Historian Daina Ramey Berry on Injustice: People Are ‘Fed Up'Historians in the News
tags: African American history, interview, BLM, Protest
Dr. Daina Ramey Berry is the Oliver H. Radkey Regents Professor of History and the incoming chairperson of the department at the University of Texas at Austin. She’s an author and a commentator for radio and television. Her latest book, "A Black Woman's History of the United States," was published in 2020 and co-authored by Kali Nicole Gross. Berry is passionate about bringing her historical knowledge to museums and historical societies across the United States as a consultant.
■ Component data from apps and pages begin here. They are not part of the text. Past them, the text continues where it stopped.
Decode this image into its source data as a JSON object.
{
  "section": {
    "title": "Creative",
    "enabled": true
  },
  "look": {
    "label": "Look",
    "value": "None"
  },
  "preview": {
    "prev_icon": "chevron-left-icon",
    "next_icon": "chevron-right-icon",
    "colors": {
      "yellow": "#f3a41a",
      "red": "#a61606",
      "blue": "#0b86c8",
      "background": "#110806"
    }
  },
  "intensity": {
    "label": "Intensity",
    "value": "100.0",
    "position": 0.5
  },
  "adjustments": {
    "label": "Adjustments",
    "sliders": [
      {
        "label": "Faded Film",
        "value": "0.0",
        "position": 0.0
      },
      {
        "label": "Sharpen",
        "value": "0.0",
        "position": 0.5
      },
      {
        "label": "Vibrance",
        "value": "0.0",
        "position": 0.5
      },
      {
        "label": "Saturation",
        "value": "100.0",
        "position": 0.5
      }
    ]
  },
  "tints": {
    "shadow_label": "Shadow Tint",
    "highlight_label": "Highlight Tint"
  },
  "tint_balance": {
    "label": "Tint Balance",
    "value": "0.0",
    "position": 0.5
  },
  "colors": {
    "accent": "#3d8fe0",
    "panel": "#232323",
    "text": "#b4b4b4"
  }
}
In 2016, she provided historical input and served as a technical advisor for the A&E and History Channel remake of "Roots" by Alex Haley. Berry earned undergraduate, graduate and Ph.D. degrees from UCLA.
This is the eleventh part of a series where civil rights leaders, cultural influencers, advocates and critical thinkers explain race relations, societal change, community protest and the political awakening happening in the United States following the tragic deaths of George Floyd, Breonna Taylor, Ahmaud Arbery and other Black Americans. The group, including NAACP President Derrick Johnson and #OscarsSoWhite Creator April Reign, pose their thoughts on race relations during the summer of 2020 and how America may move forward less divided. Join the conversation on social media using #PassTheMic.
Dr. Daina Ramey Berry, Oliver H. Radkey Regents Professor of History, The University of Texas at Austin
Q: How would you describe the civic unrest occurring in America right now?
A: We are witnessing a growing movement of civic unrest among people fed up with racial injustice that has plagued our nation since its founding. African Americans and allies are tired of seeing and learning about the violent deaths in our communities. People are being killed during daily activities: going on a run, shopping at a convenience store, watching television at home, hanging out in their backyards, playing in playgrounds and sleeping in their beds. Yet, law enforcement and ordinary citizens who committed these murders have not been brought to justice in a way that satisfies the masses.
comments powered by Disqus
- Josh Hawley Earns F in Early American History
- Does Germany's Holocaust Education Give Cover to Nativism?
- "Car Brain" Has Long Normalized Carnage on the Roads
- Hawley's Use of Fake Patrick Henry Quote a Revealing Error
- Health Researchers Show Segregation 100 Years Ago Harmed Black Health, and Effects Continue Today
- Nelson Lichtenstein on a Half Century of Labor History
- Can America Handle a 250th Anniversary?
- New Research Shows British Industrialization Drew Ironworking Methods from Colonized and Enslaved Jamaicans
- The American Revolution Remains a Hotly Contested Symbolic Field
- Untangling Fact and Fiction in the Story of a Nazi-Era Brothel